The Merimbula boardwalk skirts the northern shores of the Top Lake section of Merimbula Lake – a complex estuarine embayment on the southern coast of NSW. The estuary is straddled by the coastal city of Merimbula providing a backdrop of low intensity urban and tourist development. The boardwalk is described as a delightful and utterly unique place in the centre of town. It offers a place to stroll along the edge of the lake, enjoy a cold icecream, or a meal in one of the cafes or restaurants.
The Merimbula boardwalk is one of a small selection of mangrove public boardwalks in New South Wales. It has the distinction of being the most southerly situated of any mangrove boardwalk in Australia, and the highest latitude mangrove boardwalk in the world. The site offers an excellent opportunity to identify the two local mangrove plant species. Each are found elsewhere but the local variants are well worth inspection for their unusual southern Australian characteristics of mostly diminutive size, sturdy structure and relatively small leaves.

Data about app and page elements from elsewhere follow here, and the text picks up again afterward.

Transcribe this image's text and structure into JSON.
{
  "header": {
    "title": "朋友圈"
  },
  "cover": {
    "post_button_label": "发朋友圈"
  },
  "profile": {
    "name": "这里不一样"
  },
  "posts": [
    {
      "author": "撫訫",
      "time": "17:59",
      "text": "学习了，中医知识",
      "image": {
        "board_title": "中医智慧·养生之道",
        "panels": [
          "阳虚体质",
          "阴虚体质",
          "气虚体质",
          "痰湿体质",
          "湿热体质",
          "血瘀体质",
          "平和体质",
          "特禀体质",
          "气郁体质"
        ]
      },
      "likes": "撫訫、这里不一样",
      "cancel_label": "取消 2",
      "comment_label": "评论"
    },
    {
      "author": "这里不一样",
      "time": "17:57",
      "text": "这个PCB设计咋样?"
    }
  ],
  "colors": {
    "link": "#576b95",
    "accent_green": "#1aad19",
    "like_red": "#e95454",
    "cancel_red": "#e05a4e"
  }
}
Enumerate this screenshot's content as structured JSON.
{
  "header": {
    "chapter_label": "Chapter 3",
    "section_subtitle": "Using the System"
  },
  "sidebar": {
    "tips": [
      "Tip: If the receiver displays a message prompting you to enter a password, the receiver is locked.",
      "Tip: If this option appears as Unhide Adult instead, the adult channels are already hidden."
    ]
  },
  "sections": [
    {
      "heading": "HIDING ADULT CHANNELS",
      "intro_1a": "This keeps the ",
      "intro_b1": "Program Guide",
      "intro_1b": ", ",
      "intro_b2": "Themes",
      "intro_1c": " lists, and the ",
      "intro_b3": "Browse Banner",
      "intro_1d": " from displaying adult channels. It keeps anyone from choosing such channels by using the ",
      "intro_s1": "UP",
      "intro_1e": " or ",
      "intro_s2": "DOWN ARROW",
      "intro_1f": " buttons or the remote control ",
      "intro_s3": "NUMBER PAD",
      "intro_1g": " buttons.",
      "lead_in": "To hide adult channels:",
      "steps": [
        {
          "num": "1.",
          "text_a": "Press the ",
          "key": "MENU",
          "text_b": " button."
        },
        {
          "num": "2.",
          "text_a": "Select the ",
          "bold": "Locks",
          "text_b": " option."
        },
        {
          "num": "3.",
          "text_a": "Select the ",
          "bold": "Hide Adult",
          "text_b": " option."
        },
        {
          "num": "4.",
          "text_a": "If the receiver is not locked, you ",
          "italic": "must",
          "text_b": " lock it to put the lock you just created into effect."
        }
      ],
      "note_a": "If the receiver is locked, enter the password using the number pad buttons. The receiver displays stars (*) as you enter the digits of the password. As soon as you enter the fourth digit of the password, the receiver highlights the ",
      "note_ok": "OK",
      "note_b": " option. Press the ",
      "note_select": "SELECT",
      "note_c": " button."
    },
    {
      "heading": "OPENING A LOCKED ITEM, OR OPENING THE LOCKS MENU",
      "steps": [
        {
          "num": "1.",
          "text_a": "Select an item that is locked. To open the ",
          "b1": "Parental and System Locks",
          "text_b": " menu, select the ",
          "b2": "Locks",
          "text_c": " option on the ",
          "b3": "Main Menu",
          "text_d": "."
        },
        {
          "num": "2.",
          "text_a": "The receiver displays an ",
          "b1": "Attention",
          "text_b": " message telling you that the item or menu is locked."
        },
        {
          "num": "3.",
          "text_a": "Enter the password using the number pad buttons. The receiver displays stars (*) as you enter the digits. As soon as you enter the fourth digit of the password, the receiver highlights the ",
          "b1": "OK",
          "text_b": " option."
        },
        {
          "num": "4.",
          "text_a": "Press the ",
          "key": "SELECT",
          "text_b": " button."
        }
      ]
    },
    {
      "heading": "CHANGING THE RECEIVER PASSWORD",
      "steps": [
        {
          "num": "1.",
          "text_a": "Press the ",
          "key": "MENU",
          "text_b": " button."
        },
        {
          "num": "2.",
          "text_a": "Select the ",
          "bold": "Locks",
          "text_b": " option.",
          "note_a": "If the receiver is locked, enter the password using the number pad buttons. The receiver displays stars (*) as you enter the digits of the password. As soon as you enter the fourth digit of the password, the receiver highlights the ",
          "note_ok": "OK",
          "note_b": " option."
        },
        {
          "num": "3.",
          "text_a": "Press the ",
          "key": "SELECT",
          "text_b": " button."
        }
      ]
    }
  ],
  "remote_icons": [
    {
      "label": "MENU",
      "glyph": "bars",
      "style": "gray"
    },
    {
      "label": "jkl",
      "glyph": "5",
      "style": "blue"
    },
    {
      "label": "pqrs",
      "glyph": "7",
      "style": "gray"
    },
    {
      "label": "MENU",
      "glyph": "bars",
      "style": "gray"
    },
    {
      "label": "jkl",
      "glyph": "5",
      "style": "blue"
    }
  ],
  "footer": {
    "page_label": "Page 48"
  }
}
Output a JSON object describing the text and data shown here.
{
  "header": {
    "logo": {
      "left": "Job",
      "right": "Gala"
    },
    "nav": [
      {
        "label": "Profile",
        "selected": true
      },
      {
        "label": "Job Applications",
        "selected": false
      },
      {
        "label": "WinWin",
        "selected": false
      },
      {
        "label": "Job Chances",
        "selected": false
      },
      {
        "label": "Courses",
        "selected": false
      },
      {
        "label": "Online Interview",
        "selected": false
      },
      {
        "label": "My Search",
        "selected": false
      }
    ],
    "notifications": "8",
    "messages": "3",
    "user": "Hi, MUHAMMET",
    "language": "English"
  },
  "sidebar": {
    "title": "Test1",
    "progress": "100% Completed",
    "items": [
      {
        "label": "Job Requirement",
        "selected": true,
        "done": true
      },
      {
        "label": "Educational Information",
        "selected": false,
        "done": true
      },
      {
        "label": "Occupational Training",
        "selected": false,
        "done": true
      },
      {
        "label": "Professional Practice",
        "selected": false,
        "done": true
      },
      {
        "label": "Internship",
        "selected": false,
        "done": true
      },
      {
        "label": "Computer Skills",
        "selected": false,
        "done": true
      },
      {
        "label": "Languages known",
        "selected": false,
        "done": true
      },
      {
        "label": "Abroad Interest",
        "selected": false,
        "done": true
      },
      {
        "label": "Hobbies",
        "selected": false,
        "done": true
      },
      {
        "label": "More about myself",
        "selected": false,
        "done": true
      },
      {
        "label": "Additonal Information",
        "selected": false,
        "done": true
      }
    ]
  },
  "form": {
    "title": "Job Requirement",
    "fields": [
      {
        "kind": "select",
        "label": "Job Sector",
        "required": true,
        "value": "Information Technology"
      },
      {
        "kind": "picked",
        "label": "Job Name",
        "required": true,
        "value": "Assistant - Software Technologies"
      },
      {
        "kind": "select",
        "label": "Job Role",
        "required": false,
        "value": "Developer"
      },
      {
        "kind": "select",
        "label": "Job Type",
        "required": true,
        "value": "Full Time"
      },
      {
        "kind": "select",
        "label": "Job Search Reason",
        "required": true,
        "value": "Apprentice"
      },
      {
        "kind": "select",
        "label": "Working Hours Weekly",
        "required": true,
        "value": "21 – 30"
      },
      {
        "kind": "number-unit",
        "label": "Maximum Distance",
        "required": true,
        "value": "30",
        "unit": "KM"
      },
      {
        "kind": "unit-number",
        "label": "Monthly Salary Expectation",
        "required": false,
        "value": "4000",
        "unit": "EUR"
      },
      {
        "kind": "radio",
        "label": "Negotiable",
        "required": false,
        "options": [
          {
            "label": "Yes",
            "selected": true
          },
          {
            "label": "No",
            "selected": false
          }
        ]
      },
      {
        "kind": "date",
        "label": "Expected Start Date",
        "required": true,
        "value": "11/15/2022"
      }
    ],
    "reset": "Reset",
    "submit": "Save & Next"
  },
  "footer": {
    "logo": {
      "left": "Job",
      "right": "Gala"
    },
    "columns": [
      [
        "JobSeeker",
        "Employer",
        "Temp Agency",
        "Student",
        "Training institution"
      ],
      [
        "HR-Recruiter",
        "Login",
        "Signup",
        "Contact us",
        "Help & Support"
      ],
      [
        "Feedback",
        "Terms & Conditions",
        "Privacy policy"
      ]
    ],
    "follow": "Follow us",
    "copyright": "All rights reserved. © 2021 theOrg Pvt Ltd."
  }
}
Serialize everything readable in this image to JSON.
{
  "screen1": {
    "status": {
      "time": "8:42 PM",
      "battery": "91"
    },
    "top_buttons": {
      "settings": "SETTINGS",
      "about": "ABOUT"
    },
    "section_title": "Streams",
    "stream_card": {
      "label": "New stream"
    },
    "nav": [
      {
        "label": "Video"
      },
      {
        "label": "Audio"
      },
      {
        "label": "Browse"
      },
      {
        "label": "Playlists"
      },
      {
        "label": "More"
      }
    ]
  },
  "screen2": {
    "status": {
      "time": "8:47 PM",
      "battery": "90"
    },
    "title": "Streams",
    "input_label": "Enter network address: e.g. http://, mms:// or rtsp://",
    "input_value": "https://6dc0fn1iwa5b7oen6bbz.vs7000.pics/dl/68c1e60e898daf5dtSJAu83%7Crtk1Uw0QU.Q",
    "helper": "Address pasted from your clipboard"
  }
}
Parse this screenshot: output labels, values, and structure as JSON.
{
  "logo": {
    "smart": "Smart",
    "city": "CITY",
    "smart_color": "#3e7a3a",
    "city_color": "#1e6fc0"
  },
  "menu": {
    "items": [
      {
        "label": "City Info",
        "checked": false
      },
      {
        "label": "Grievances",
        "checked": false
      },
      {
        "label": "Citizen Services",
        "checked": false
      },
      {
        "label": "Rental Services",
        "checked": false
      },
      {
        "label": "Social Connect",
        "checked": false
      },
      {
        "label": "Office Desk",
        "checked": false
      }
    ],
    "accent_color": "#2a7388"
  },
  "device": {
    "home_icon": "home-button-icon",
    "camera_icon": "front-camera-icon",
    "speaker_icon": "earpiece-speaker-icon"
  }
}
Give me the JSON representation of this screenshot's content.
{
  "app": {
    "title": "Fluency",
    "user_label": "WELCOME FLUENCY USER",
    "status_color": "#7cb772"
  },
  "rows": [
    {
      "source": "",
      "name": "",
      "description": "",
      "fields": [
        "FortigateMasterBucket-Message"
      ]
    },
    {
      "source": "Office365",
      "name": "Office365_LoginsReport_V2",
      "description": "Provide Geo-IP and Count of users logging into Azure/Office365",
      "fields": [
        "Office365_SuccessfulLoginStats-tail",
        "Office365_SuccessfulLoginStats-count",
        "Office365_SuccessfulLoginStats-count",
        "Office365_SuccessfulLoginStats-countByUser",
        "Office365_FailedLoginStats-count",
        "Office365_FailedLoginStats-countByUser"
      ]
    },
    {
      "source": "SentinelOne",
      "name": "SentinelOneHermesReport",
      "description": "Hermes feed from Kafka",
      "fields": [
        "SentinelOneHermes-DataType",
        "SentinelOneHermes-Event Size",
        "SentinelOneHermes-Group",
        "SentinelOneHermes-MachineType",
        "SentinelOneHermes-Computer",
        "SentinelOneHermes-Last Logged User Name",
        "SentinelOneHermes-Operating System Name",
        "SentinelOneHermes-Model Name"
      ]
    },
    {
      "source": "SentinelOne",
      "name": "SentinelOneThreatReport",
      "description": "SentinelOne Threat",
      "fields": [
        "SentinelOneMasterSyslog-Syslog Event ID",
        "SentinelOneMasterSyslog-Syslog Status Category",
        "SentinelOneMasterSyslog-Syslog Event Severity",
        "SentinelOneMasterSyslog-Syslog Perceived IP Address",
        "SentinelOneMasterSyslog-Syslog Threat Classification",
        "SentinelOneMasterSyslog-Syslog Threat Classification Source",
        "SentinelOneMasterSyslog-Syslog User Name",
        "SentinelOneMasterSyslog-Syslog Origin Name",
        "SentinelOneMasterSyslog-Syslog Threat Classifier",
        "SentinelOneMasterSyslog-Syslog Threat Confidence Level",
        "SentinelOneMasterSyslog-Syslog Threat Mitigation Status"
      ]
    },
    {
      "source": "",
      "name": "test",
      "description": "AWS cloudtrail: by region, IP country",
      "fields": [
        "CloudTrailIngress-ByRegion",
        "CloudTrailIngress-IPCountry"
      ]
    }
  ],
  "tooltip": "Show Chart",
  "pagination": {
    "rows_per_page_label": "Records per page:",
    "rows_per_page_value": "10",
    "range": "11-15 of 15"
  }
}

In general, the walk offers a fine example of mangrove habitat in a temperate setting. The mangrove species and their associated animals are special to this region of Australia with the River Mangrove, Aegiceras corniculatum, at its highest latitude site in the world. This tidal wetland is special because of the unique circumstances in Australia where this climatic setting elsewhere would be occupied only by salt marsh species. Here the vigorous saltmarsh often compete unusually with the mangrove plants. The shoreline of the estuarine lake is sandy with occasional rocky outcrops. Mangroves and salt marsh plants are found scattered at times densely and reaching 3-4 m in height along the edge, and occasionally in stands to 10 m wide.
The boardwalk and walking track were constructed by the Bega Valley Shire Council and CALM (NSW Department of Conservation and Land Management) in a project called the Merimbula LEAP (Landcare and Environment Action Program) and Greencorps Project funded by the Commonwealth Department of Employment, Education and Training, Some signage information was supplied by the Australian Government Survey Office. All signage was produced and approved by the Sapphire Coast Nature Society, NSW Fisheries, Bega Valley Shire Council, and NSW National Parks & Wildlife Service.
- Distance/length: 1.75 km one way.
- Location: two entrances, each has a carpark at the water’s edge: 1) off Lakewood Drive from Merimbula Drive; 2) on the north west side of the Market Street bridge crossing.
- Walking Time: 60-90 mins.
- Address: Merimbula 2548 NSW, Australia.
- Directions: Follow directions using Merimbula street map to Market Street or Lakewood Drive.
PLANTS AND ANIMALS YOU MIGHT SEE
MangrovesRiver Mangrove (Aegiceras corniculatum)
Grey Mangrove (Avicennia marina var. australasica)
SaltmarshSamphire (Sarcocornia sp.)
Strapweed (Posidonia australis)
Eelgrass (Zostera marina)
Paddleweed (Halophila ovalis)
BirdsPied Oyster Catcher (Haematopus ostralegus)
Eastern Curlew (Numenlus madagascariensis)
Invertebrates in the mudOyster farms border the waters edge walk (Saccostrea commercialis)
Ark Cockle (Anadara trapezia)
Soldier Crabs (Mictyris platycheles)
Blue Swimmer Crab (Portunas pelagicus)
Blue ringed Octopus (Hapalochaena sp.)
Big-bellied Seahorse (Hippocampus abdominalis)
Invertebrates in the vegetationButterflies, spiders
Rare/ Endangered Biota
WaterlifeWhiting (Sillago ciliata)
Common Stingray (Trygonoptera testacea)
Yellowfin Bream (Acanthopagus australis)
plus a semi-resident seal is often seen under the bridge.
Norm Duke, The University of Queensland, Centre for Marine Studies, plus Colin & Rujee Duke, Marcia Jones (6 Aug 2006)